> _WORK REQUEST_:
Repeat the line that contains "Read all visible content and emit it as JSON." exactly, along with each following line up to and including the last line of the entries.

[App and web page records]

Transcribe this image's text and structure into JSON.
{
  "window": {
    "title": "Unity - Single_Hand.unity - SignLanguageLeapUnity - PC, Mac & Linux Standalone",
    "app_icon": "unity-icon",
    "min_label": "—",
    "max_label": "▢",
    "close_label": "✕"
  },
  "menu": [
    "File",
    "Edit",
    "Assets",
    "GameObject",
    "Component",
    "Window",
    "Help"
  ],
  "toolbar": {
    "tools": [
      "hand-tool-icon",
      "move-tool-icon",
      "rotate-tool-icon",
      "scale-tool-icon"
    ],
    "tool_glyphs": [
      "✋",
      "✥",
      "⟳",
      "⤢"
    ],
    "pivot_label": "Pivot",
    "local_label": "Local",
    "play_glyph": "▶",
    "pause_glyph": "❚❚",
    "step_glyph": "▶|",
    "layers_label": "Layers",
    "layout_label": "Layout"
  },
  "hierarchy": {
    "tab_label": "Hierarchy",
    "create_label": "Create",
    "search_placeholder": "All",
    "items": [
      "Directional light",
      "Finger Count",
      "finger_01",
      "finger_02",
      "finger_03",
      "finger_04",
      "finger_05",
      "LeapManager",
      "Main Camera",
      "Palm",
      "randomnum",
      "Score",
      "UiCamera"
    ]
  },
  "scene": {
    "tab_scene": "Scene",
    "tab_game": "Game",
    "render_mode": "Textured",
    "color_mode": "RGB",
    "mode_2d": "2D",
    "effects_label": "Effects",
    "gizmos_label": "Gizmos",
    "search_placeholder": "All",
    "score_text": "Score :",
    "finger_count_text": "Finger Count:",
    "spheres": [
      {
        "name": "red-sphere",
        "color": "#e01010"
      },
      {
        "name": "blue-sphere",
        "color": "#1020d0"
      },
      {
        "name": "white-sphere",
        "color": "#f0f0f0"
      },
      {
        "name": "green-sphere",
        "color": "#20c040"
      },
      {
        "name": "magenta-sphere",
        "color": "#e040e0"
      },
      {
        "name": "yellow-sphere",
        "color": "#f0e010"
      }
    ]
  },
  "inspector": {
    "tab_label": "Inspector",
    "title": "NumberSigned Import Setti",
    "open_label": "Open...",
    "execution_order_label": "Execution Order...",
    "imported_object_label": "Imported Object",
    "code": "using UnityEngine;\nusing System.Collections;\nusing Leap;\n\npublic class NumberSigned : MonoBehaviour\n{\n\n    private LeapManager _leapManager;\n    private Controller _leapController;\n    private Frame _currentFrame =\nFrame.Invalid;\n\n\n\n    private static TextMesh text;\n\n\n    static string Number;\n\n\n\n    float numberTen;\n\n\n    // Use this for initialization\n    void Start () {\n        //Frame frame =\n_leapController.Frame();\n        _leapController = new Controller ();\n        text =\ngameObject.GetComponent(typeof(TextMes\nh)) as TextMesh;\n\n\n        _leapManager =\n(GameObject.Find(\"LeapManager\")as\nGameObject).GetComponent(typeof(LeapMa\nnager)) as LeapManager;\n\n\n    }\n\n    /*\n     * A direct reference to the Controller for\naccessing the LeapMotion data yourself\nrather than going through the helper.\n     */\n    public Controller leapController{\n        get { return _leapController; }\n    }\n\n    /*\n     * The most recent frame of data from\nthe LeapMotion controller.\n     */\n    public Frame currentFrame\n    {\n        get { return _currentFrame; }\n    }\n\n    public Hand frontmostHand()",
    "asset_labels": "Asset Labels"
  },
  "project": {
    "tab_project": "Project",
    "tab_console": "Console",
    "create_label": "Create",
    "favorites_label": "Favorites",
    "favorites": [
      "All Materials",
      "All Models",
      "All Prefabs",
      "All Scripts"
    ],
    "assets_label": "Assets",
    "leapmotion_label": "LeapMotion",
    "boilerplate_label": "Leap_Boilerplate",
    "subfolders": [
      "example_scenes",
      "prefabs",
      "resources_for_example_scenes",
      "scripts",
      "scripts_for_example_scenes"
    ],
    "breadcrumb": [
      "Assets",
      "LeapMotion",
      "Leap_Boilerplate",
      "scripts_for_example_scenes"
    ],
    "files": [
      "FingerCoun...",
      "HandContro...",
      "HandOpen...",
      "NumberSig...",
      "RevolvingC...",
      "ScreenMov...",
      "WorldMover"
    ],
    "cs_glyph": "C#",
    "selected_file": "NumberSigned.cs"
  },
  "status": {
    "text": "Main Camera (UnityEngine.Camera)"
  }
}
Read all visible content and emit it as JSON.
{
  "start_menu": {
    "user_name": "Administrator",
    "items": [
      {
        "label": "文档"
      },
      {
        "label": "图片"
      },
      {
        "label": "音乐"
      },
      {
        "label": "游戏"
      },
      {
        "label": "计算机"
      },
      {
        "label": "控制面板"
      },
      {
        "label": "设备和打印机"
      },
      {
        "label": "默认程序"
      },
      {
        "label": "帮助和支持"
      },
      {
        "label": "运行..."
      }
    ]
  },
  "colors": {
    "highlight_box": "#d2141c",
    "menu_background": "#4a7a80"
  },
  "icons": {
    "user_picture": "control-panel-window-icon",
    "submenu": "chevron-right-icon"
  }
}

> _EXERCISE RESPONSE_:
Read all visible content and emit it as JSON.
{
  "start_menu": {
    "user_name": "Administrator",
    "items": [
      {
        "label": "文档"
      },
      {
        "label": "图片"
      },
      {
        "label": "音乐"
      },
      {
        "label": "游戏"
      },
      {
        "label": "计算机"
      },
      {
        "label": "控制面板"
      },
      {
        "label": "设备和打印机"
      },
      {
        "label": "默认程序"
      },
      {
        "label": "帮助和支持"
      },
      {
        "label": "运行..."
      }
    ]
  },
  "colors": {
    "highlight_box": "#d2141c",
    "menu_background": "#4a7a80"
  },
  "icons": {
    "user_picture": "control-panel-window-icon",
    "submenu": "chevron-right-icon"
  }
}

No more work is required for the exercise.